Michelle Bloom teaches comparative literature, film and French. She particularly enjoys offering courses on food and film; French cinema; world film; and Existentialism.
Professor Bloom’s current research in food studies continues to explore the interplay between the Francophone world and the Sinophone world, which she explored in her most recent book, Contemporary Sino-French Cinema: Absent Fathers, Banned Books, and Red Balloons (University of Hawai’i Press, 2015). Contemporary Sino-French Cinema examines the crossover between France, on the one hand, and East Asia (especially Mainland China and Taiwan), in film. Professor Bloom aims to go beyond the polarities of orientalism, instead considering contemporary cinema through the optics of métissage, translation, intertextuality and imitation. Related articles address Sino-French films by directors Dai Sijie, Hou Hsiao-hsien, Jia Zhangke, Emily Tang Xiaobai and Tsai Ming-liang.
Her first book, Waxworks: A Cultural Obsession (University of Minnesota, 2003) examines wax figures and wax museums and in literature, cinema, history and popular culture. Professor Bloom has also published on Truffaut and Henry James; Baudelaire and Wagner; Balzac and Champleury; Villiers and Zola.
At UCR, Professor Bloom serves as a Wellness Ambassador and LGBT ally. Outside of the classroom, she likes to bake (and eat!) madeleines and to travel to France as well as China/Taiwan/Hong Kong.
Contemporary Sino-French Cinemas: Absent Fathers, Banned Books, and Red Balloons
December 2015, University of Hawaii Press
Transnational cinemas are eclipsing national cinemas in the contemporary world, and Sino-French films exemplify this phenomenon through the cinematic coupling of the Sinophone and the Francophone, linking France not just with the Chinese mainland but also with the rest of the Chinese-speaking world. Sinophone directors most often reach out to French cinema by referencing and adapting it. They tend to view France as mysterious, sexy, and sophisticated, just as the French see China and Taiwan as exotic.
As Michelle E. Bloom makes clear, many films move past a simplistic opposition between East and West and beyond Orientalist and Occidentalist cross-cultural interplay. Bloom focuses on films that have appeared since 2000. She views the work of well-known directors such as Tsai Ming-liang, Hou Hsiao-hsien and Dai Sijie through a Sino-French optic, applying the tropes of métissage (or biraciality), intertextuality, adaptation and remake, translation, and imitation to shed new light on their work. She also calls attention to important, lesser studied films: Taiwanese director Cheng Yu-chieh’s Yang Yang, which depicts the up-and- coming Taiwanese star Sandrine Pinna as a mixed race beauty; and Emily Tang Xiaobai’s debut film Conjugation, which contrasts Paris and post-Tiananmen Square Beijing, the one an incarnation of liberty, the other a place of entrapment.
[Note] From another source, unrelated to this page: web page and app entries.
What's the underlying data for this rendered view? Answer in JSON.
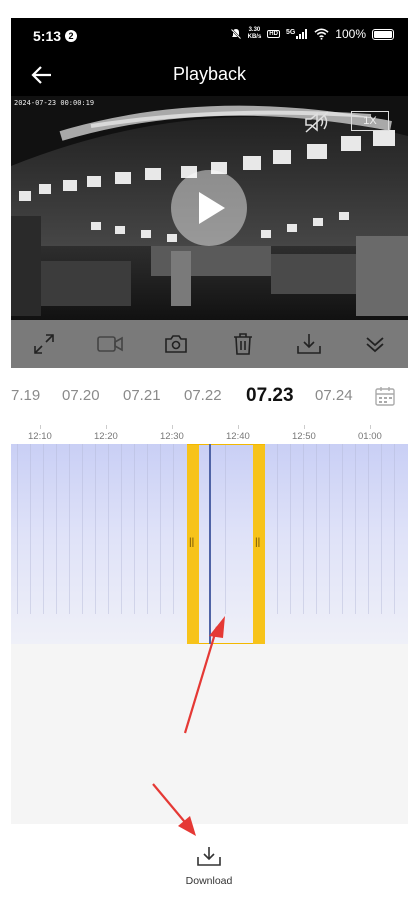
{
  "status_bar": {
    "time": "5:13",
    "notification_count": "2",
    "net_speed_value": "3.30",
    "net_speed_unit": "KB/s",
    "network_type": "5G",
    "battery": "100%"
  },
  "header": {
    "title": "Playback"
  },
  "video": {
    "timestamp": "2024-07-23 00:00:19",
    "speed": "1X"
  },
  "dates": {
    "items": [
      "7.19",
      "07.20",
      "07.21",
      "07.22",
      "07.23",
      "07.24"
    ],
    "selected": "07.23"
  },
  "timeline": {
    "ticks": [
      "12:10",
      "12:20",
      "12:30",
      "12:40",
      "12:50",
      "01:00"
    ]
  },
  "bottom": {
    "download_label": "Download"
  },
  "colors": {
    "accent": "#f7c31a",
    "arrow": "#e53935",
    "track": "#c9cff5"
  }
}
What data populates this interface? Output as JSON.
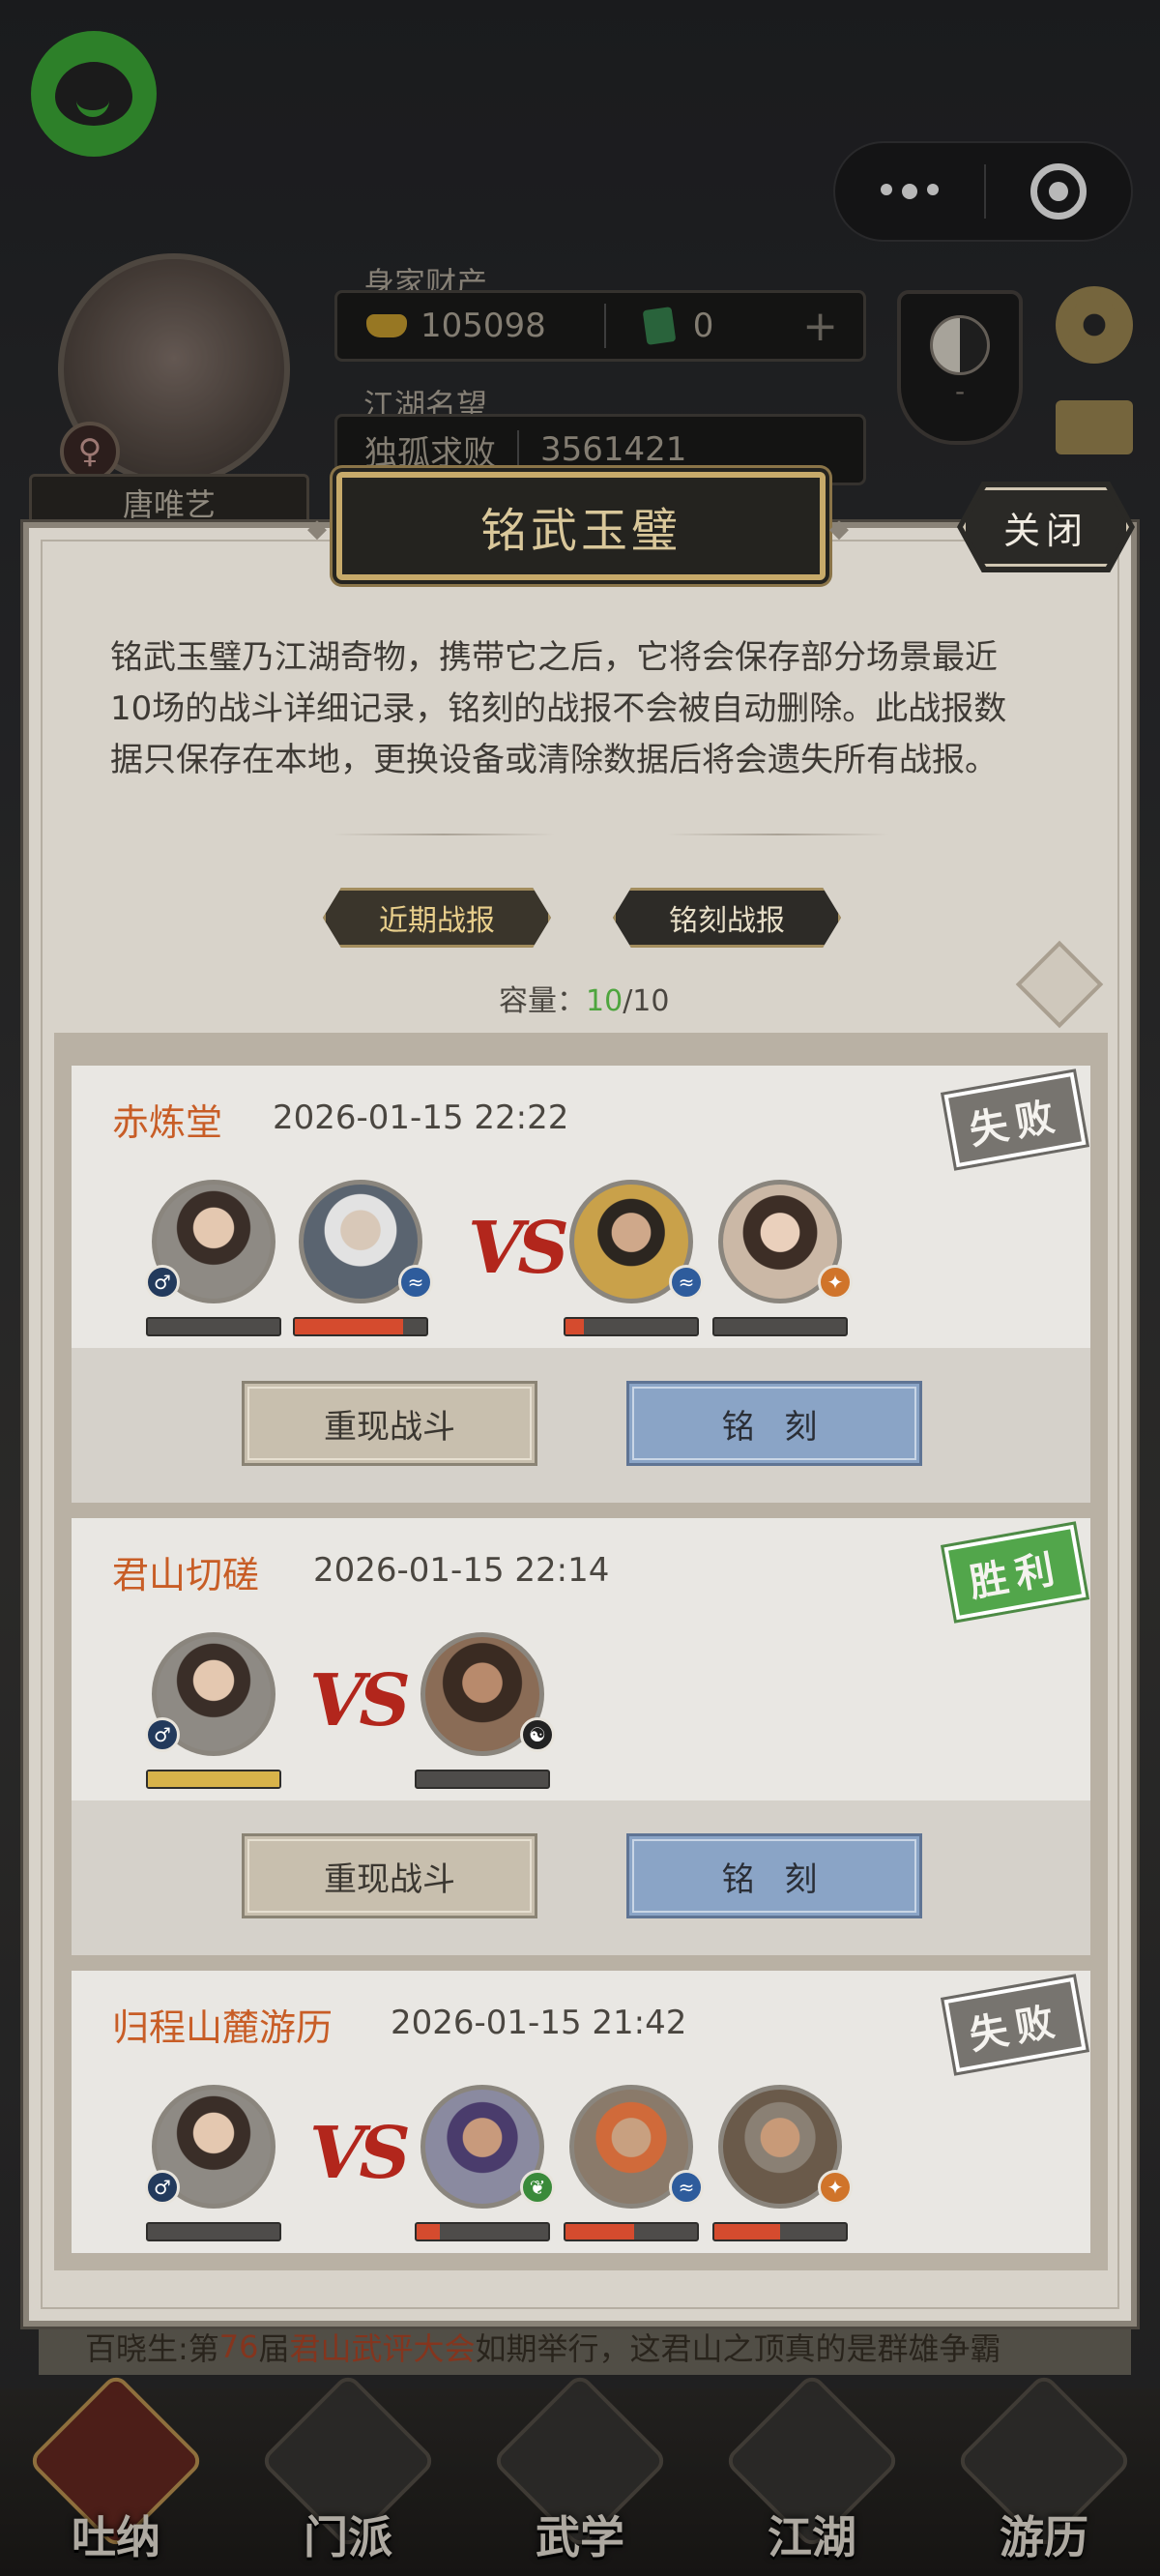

Bloom’s insightful analysis also probes what such films reveal about their Taiwanese and Chinese creators.
Professor Bloom’s Curriculum Vitae